With victory over Medvedev, Nadal has surpassed Federer and Djokovic in Grand Slam titles
One or two jabs of a needle and it would probably have been him making his customary victory speech on the Rod Laver Arena.
Deported by the country whose national tournament he has won nine times, he could only look on from afar and contemplate this remarkable turn of events. Federer, you suspect, will be more genuinely sanguine, having already recognised that at 40 it is no longer within his reach to alter the heavenly leaderboard.
In the spring comes Roland Garros and this triumph will have strengthened the Spaniard’s belief that he has at least one more of those within him. He had, after all, fashioned his first win from two sets down since 2007, against the player who rightly aspires to be the new king of the hard courts. He had prevailed in what was the second-longest final of all.
A damaged bone in his left foot kept Nadal out for much of last year, but he had been encouraged by the previous month, in which he frantically tried to make up for lost time.
Russia’s Daniil Medvedev (right) had led the match for two sets but failed to claim the title
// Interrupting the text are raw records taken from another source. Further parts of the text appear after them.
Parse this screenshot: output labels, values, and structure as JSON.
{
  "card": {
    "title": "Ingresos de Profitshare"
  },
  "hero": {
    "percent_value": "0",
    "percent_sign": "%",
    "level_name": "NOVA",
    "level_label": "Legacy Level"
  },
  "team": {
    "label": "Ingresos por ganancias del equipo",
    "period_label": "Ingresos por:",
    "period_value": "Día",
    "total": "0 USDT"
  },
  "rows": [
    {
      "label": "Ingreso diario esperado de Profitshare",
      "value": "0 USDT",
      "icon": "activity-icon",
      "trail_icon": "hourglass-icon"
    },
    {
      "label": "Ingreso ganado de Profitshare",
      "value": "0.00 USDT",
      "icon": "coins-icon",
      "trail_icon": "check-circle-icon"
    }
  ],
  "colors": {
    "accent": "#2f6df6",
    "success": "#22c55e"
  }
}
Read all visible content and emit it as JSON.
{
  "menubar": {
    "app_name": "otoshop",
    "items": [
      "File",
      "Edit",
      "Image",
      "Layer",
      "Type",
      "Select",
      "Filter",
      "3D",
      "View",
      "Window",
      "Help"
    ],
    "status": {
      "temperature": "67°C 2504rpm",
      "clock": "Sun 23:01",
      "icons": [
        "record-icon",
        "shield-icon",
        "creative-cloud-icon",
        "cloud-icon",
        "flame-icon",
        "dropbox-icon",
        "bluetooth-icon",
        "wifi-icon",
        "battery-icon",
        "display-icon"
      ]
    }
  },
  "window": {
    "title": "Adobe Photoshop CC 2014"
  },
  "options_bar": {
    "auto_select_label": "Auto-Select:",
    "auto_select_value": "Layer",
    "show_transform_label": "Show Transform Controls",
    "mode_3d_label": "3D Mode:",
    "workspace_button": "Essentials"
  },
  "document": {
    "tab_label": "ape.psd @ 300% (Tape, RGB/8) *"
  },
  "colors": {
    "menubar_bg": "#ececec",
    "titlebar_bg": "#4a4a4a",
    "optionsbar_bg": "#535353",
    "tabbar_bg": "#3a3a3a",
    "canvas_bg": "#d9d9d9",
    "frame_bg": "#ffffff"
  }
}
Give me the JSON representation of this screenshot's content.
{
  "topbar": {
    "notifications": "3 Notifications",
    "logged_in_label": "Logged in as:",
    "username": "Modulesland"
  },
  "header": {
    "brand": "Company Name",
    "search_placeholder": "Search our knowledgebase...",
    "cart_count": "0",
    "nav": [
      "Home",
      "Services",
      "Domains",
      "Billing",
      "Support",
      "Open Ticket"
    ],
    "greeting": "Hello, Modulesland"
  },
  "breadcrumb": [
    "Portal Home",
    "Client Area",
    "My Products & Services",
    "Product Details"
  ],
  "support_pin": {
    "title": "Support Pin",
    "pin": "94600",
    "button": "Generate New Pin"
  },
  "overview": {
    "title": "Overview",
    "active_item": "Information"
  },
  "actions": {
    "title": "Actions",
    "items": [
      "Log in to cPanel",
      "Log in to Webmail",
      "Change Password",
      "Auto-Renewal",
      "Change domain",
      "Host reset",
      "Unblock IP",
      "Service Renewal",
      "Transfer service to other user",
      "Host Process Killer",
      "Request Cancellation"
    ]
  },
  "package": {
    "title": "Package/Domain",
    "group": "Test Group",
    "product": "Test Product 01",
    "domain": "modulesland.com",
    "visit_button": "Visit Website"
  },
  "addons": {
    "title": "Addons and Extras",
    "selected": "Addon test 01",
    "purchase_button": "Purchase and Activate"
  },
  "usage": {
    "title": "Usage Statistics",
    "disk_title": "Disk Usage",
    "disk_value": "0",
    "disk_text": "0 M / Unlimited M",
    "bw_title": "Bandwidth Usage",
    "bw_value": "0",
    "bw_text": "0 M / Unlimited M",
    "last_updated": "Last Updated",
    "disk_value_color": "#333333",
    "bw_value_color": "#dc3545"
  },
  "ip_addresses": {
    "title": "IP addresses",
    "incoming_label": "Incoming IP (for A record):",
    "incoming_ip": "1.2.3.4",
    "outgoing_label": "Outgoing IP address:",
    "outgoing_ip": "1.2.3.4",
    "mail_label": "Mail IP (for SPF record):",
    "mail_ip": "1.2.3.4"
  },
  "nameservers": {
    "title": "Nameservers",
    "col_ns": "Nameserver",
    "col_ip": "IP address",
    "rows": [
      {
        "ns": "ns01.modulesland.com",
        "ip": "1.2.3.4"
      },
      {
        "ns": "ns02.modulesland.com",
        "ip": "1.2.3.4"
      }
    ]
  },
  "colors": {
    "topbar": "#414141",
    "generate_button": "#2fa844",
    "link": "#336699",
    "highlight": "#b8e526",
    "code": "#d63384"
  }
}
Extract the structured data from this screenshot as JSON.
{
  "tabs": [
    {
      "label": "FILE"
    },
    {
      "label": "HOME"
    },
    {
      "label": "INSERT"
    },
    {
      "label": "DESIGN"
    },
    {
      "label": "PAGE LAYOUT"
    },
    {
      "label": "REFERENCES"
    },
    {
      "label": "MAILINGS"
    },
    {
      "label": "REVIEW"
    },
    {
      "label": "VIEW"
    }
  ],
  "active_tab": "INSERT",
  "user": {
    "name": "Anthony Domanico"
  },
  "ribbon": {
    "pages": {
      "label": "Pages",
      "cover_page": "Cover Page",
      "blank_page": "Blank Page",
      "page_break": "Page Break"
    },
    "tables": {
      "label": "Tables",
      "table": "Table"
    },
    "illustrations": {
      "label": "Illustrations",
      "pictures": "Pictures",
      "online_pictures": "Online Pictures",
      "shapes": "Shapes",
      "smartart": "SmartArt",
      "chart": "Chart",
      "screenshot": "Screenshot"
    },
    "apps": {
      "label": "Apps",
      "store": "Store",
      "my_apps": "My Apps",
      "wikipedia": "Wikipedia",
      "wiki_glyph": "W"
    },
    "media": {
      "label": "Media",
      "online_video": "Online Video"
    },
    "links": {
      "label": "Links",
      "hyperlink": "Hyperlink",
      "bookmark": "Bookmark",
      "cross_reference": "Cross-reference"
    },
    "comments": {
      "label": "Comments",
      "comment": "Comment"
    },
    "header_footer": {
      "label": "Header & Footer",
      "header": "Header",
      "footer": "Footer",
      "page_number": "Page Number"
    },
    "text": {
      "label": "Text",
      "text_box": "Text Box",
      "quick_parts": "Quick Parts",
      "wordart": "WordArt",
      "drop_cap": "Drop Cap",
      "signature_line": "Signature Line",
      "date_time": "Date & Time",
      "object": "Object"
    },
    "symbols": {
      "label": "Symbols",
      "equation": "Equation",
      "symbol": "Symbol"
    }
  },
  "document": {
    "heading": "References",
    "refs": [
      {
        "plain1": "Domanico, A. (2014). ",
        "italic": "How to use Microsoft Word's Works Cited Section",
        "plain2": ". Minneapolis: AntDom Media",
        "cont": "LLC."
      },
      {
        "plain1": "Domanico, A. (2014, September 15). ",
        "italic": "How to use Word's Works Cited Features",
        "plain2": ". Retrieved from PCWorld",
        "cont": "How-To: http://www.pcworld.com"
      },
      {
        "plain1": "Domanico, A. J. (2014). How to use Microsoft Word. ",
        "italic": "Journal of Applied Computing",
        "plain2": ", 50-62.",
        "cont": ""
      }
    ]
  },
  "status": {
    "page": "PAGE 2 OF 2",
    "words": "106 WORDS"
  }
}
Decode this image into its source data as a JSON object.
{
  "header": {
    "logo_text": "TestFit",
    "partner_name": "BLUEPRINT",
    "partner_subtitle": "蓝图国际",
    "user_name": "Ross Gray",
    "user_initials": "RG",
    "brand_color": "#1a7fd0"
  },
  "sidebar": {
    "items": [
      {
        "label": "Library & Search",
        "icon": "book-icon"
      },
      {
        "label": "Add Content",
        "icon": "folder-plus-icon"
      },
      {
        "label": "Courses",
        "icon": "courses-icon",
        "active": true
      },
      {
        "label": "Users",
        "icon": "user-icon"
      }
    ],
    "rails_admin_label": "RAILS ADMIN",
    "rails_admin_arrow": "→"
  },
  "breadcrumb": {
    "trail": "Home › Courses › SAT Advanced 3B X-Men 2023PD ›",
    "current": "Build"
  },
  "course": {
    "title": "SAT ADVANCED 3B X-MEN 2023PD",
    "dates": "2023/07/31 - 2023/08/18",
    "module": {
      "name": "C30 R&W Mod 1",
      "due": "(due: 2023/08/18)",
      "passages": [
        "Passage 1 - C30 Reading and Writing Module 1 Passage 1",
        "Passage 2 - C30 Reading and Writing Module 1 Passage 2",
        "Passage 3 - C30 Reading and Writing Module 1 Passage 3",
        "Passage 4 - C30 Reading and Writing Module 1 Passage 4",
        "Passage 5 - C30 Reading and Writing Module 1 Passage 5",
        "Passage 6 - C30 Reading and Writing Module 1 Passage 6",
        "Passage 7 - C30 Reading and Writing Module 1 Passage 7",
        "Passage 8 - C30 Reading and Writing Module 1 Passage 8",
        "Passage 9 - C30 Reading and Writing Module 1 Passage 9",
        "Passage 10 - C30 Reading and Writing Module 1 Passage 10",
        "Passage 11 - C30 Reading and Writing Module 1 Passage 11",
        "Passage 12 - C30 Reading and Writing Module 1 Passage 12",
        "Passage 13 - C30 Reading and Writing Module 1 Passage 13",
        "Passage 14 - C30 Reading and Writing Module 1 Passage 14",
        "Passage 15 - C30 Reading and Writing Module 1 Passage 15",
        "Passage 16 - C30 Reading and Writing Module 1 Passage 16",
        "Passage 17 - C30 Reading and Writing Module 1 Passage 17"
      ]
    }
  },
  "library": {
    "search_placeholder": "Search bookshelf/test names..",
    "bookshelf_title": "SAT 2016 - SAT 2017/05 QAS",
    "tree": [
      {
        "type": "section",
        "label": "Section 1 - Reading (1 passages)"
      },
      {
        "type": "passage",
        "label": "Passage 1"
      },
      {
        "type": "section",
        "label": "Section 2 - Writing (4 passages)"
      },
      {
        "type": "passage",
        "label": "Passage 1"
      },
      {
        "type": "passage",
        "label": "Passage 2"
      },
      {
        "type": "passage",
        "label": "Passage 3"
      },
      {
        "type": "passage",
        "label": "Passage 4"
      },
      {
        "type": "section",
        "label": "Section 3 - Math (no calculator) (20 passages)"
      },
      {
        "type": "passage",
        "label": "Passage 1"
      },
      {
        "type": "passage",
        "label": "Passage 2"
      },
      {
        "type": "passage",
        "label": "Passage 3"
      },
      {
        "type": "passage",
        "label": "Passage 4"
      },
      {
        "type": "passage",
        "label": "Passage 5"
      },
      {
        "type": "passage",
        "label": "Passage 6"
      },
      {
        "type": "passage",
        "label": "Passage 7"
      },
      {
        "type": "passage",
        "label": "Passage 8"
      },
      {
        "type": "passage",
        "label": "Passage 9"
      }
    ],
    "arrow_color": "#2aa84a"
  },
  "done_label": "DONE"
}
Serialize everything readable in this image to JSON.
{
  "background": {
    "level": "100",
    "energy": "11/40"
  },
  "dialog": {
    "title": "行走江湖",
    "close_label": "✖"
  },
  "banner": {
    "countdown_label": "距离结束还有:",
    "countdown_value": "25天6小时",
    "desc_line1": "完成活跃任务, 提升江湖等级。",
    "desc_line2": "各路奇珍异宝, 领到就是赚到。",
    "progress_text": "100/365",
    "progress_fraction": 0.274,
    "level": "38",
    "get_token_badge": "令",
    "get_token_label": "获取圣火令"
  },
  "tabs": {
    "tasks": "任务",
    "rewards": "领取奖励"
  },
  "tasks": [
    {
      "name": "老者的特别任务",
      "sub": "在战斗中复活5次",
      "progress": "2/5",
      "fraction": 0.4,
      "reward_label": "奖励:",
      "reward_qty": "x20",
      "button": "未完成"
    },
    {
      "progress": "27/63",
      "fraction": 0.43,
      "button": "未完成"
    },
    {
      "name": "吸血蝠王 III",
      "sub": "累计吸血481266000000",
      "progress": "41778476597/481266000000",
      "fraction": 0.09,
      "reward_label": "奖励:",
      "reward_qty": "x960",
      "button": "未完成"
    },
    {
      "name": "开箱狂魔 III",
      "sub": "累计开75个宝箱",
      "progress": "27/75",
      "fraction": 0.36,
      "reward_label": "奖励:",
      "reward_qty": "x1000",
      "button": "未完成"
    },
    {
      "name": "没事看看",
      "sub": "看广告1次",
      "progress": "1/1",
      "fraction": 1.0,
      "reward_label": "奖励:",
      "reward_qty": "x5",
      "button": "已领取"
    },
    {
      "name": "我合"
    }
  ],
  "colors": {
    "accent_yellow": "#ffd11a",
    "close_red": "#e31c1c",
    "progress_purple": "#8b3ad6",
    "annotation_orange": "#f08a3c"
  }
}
The Spaniard could not contain his emotions after a remarkable triumph in Melbourne
This was only his 10th match since early August and he doubted he would have enough reserves to sustain himself in what became more of a war than a battle. It was not even that this was being played in his favoured outdoor conditions as the weather took it indoors. The intangible factor was the crowd, perhaps extra boisterous after gaining their freedom in Melbourne which, late last year, became the world’s most locked-down city.
They not only put wind beneath Nadal’s wings but drove Medvedev close to distraction. Several times he implored umpire John Blom to take a harder line. ‘You need to say if anyone shouts out on second serve. They are idiots, empty-brained,’ he moaned.
In the fourth set Blom warned offenders would be removed by security. It was that sort of evening, one already interrupted by a campaigner jumping on court to protest about Australia’s treatment of refugees.
Nadal, who joins Djokovic as one of four men to have won each Slam at least twice, could have been long gone before the pulsating finale.
Novak Djokovic could not take part in the tournament after his Australian visa was revoked
Outplayed in the first set but ever resourceful, he started using the dropshot and slice more in the second. At 5-3 in the tiebreak he looked set to level, only to lose the next four points. Most would have been ready to console themselves that they had already over-achieved at a tournament they were not ideally prepared for.
The significant turning point came when Nadal trailed 2-3 and 0-40 in the third. Medvedev flinched on his break points and the crowd, and his opponent, were reignited.
They slugged it out in the fourth, with mistakes plentiful and shanks creeping in as the Spaniard edged ahead, so much sweat pouring off him that ballkids were seconded into mopping-up operations.
Medvedev was looking to follow up his US Open Men’s Singles victory back in September
Medvedev fell behind in the decider, although at 2-4 it looked like he was getting a third or fourth wind, having had regular thigh rubs at changeovers, a dubious privilege given to tiring players.
At 5-4 Nadal served for it, but at 0-30 his nerve finally faltered and he was broken, having served a double fault. Then it was the Russian’s turn to blink, playing a loose service game that allowed his rival a second bite at glory. This time there was no mistake and the champion served it out to love.
It will go down as one of those oddities of the tennis scoring system that the loser actually won more points, 189 to 182. It was also the third time in the last six Grand Slam finals that members of the younger generation have not been able to win from two sets up, Stefanos Tsitsipas and Alex Zverev the other culprits.
Whenever you think there is going to be a generational shift in men’s tennis, the heavy hammer of greater experience comes slamming down.
Nadal is now one Grand Slam ahead of Federer, with the Swiss sitting on 20 total titles